Bush crickets, which number over 6,000 species, can be found on every continent except Antarctica. They are usually spotted amongst vegetation, where they can mimic leaves and sticks or just hide away. The males rub modified front wings to produce the loud sound (called stridulation) that begins the mating process. Females are usually silent. On rare occasions swarms of bush crickets can cause serious damage to crops.
Scientific name: Tettigoniidae

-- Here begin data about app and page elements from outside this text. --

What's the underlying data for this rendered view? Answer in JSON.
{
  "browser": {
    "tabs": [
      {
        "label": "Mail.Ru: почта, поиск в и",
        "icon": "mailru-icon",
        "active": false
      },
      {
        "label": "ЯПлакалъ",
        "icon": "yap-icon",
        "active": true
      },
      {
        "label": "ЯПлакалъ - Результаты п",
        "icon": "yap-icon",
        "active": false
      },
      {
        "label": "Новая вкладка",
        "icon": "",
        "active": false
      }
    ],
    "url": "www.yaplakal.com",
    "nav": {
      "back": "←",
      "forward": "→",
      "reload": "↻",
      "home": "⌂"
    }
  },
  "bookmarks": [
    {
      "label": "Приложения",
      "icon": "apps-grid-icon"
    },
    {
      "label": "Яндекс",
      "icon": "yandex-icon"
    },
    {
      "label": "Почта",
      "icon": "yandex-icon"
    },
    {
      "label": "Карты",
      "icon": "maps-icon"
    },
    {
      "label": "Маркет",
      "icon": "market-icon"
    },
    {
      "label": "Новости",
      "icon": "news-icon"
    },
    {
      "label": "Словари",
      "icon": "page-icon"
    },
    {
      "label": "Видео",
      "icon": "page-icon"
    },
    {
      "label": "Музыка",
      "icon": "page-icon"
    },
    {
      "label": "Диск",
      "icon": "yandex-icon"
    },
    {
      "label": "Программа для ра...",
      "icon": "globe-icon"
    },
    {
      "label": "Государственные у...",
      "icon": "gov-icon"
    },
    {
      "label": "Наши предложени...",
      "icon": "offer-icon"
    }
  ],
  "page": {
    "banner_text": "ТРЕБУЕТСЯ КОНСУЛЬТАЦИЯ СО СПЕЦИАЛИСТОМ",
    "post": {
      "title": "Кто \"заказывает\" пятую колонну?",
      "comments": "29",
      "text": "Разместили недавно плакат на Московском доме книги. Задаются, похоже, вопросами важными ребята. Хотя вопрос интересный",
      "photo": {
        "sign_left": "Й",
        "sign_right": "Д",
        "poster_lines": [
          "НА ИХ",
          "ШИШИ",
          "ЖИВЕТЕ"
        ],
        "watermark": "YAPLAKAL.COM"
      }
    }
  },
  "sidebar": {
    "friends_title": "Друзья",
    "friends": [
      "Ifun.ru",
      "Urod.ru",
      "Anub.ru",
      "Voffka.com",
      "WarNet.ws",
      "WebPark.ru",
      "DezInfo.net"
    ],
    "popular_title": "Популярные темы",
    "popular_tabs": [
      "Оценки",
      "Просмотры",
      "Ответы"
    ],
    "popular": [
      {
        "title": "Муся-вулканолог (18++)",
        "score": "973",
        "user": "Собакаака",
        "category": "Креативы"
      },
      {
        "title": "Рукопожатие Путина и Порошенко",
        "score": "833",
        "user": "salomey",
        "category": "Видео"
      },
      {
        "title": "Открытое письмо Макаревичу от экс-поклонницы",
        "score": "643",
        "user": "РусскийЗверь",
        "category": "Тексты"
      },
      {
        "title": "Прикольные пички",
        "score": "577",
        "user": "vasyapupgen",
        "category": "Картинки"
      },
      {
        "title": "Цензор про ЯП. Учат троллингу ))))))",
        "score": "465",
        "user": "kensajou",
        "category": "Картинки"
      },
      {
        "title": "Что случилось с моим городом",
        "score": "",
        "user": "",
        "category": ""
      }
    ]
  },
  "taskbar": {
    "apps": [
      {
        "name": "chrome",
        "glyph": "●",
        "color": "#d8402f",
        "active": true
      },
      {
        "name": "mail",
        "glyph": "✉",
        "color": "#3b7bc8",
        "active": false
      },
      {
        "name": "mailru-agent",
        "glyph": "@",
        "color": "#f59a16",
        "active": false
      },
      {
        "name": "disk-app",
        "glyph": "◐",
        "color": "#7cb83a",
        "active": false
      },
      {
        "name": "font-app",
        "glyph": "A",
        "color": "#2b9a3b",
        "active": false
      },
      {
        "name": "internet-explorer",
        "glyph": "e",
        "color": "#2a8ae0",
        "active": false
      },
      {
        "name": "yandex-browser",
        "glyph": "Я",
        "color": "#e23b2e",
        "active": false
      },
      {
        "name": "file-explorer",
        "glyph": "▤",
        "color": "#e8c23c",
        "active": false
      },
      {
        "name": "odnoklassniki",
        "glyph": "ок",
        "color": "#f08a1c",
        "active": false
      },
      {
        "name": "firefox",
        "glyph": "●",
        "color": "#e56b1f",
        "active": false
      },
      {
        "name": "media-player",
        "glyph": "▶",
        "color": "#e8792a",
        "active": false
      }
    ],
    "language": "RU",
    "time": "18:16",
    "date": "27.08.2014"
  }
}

Insects in the family Tettigoniidae are commonly called katydids or bush-crickets. There are more than 6,400 species. Part of the suborder Ensifera, it is the only family in the superfamily Tettigonioidea. The name is derived from the genus Tettigonia, first described by Carl Linnaeus in 1748. They are also known as long-horned grasshoppers, although they are more closely related to crickets and weta than to any type of grasshopper. Many tettigoniids exhibit mimicry and camouflage, commonly with shapes and colors similar to leaves.